Friday was moving day. P’s mate had hired a van when he got in on Wednesday, so we packed that up with all our luggage, P’s handcycle and R’s hired bike, and made our way north to Platja de Muro, where the big event was starting from.
We checked into the Grupotel Alcudia Suites which were quite nice (although Spain doesn’t seem to believe in double beds, with all the places we stayed being two twins but the couch was comfortable). We had a tiny kitchenette that we didn’t take advantage of. We did however take advantage of the closest Burger King. Twice.
Burger King Spain offer gluten free whoppers! It’s been about 11 years since I had one so I was definitely going to take advantage of that!
We went to sleep pretty early the Friday night as it was a 4.45 wake up for me and P. Had to get up dressed, a small breakfast, onto the bike and make sure everything was A-OK.
The previous day the guys had checked in for the event and spoken to one of the organisers to see about an early take off. The event was set to start at 6.30 but imagine trying to head off with 8000 other cyclists! P also found out he was the only handcyclist taking part (no pressure!)
After they had gone off I went back to bed and had a lovely sleep in, followed by a bit of sunbaking on the beach before making my way to the finish line. P’s family had arrived the day before, so we all lined the finish area waiting for the cyclists.
It was a quiet night the Saturday, with another takeaway from Burger King and an early night.
Sunday saw R leave us to go back to the UK and P and I packed up and moved to our third location of the trip – Port de Pollença.
On the way we stopped in Alcudia with the whole family to meet up for brunch with two lovely cyclist friends at a vegan cafe – Verdeteja. The gluten free crackers were homemade and delicious.

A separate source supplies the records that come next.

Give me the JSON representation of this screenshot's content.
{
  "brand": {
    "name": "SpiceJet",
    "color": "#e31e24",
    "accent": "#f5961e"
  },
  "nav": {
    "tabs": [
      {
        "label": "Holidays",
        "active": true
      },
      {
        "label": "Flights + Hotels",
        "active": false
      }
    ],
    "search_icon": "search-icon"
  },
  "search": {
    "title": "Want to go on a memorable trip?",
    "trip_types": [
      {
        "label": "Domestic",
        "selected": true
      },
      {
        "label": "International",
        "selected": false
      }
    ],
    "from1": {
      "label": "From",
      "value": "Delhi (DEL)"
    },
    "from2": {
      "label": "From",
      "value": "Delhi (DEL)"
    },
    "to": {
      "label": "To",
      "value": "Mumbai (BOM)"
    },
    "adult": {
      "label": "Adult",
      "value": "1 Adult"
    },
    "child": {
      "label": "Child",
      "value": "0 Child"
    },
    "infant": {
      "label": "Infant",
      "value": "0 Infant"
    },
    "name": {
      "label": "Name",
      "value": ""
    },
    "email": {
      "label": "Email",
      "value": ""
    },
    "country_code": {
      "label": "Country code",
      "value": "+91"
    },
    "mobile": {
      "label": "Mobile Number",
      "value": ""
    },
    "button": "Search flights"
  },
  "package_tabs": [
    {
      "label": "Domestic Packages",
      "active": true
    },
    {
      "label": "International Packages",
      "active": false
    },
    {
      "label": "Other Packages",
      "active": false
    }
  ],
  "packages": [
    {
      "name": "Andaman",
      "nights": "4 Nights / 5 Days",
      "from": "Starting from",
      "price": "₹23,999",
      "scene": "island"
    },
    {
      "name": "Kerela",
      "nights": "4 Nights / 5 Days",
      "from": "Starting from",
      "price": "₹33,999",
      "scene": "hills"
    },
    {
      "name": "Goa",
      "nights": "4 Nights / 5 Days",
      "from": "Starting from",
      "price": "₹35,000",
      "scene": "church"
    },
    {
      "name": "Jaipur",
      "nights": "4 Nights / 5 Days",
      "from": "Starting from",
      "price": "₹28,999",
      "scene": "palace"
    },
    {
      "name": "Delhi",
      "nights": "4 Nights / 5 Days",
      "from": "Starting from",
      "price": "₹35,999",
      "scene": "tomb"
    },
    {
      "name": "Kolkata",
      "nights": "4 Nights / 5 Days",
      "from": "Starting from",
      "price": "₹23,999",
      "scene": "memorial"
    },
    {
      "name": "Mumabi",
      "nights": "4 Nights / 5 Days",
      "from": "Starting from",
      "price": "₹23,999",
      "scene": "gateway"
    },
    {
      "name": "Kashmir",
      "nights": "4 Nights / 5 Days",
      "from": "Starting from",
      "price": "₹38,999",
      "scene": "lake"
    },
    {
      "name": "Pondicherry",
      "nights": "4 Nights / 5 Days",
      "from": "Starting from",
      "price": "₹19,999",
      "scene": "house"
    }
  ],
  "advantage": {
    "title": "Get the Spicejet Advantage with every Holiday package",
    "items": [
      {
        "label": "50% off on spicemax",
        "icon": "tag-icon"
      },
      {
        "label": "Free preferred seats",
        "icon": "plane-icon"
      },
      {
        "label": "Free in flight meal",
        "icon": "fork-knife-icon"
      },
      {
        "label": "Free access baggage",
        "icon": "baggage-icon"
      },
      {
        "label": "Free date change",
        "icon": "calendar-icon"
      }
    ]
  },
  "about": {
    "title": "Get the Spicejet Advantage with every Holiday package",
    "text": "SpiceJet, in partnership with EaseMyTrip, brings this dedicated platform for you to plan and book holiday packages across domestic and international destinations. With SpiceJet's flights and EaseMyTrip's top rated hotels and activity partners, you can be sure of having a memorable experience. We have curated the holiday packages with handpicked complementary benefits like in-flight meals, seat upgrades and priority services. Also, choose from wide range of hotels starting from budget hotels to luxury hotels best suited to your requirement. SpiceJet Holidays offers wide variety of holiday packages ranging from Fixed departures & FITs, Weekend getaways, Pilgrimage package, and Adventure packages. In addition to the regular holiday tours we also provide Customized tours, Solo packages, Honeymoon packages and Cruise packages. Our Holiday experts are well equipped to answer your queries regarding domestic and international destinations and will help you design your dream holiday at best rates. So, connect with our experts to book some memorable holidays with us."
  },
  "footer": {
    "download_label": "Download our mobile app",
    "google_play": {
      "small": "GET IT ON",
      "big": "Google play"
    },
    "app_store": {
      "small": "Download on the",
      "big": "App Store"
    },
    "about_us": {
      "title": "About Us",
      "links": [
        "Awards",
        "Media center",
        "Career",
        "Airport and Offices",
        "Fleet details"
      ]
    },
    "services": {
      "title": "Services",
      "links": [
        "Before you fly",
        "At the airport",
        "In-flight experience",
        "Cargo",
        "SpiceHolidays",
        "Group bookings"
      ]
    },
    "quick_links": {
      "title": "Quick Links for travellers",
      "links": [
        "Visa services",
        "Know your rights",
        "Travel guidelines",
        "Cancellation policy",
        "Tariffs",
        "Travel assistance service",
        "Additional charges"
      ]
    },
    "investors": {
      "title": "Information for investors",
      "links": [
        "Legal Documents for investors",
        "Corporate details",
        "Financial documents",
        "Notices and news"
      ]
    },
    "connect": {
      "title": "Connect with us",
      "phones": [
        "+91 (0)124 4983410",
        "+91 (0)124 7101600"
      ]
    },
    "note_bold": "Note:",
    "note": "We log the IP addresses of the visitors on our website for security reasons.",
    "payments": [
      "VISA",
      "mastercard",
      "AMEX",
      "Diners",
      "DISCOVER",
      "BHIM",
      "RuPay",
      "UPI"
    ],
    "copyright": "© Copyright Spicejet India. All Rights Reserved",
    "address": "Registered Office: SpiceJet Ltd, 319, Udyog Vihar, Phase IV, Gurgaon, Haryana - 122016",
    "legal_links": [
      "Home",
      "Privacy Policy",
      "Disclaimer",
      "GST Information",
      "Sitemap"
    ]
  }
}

We stayed at Hotel Hoposa Uyal in Pollença which was right on the beachfront and about a ten minute walk from the main area.
For dinner the hotel offers a 3 course meal, which from memory I think was either €28 or €38 set menu.. either way still pretty decent for a 3 course meal.
Monday was our last day in Mallorca, so we spent the morning on the beach and then went and explored the town of Pollença. The main attraction is the 365 steps up to the Calvary Church. It was a bit of a trek, but the houses and gardens lining the street are amazing, as is the view from the top.
The Parish Church on the main square has an amazing ceiling and alcoves that you can see for a donation.
For the last night I had some downtime so took myself to a recommended restaurant in the main area of the port.
Iru Restaurant has a coeliac menu full of amazing goodie! Unfortunately, they only had Pepsi beverages, but they did have wine!
I started my meal with Andalusian style calamari, followed by the IRU style glazed suckling pig with tumbet and ending with apple crumble and vanilla ice cream. It was all delicious.
Tuesday we were packed and carted off to the airport. I had my last BK in the airport (and was unimpressed when ordering the Whopper and receiving a cheeseburger!!)
The flight back was cruisy, however trying to get a Bolt or an Uber to take 2 passengers with one of them being a wheelchair user was another story. After 5 failed attempts, an hour of our time wasted in the cold, we just went with the airport taxi service which was about £70 from Gatwick to Epsom.
It was an amazing week and a fantastic way to spend working.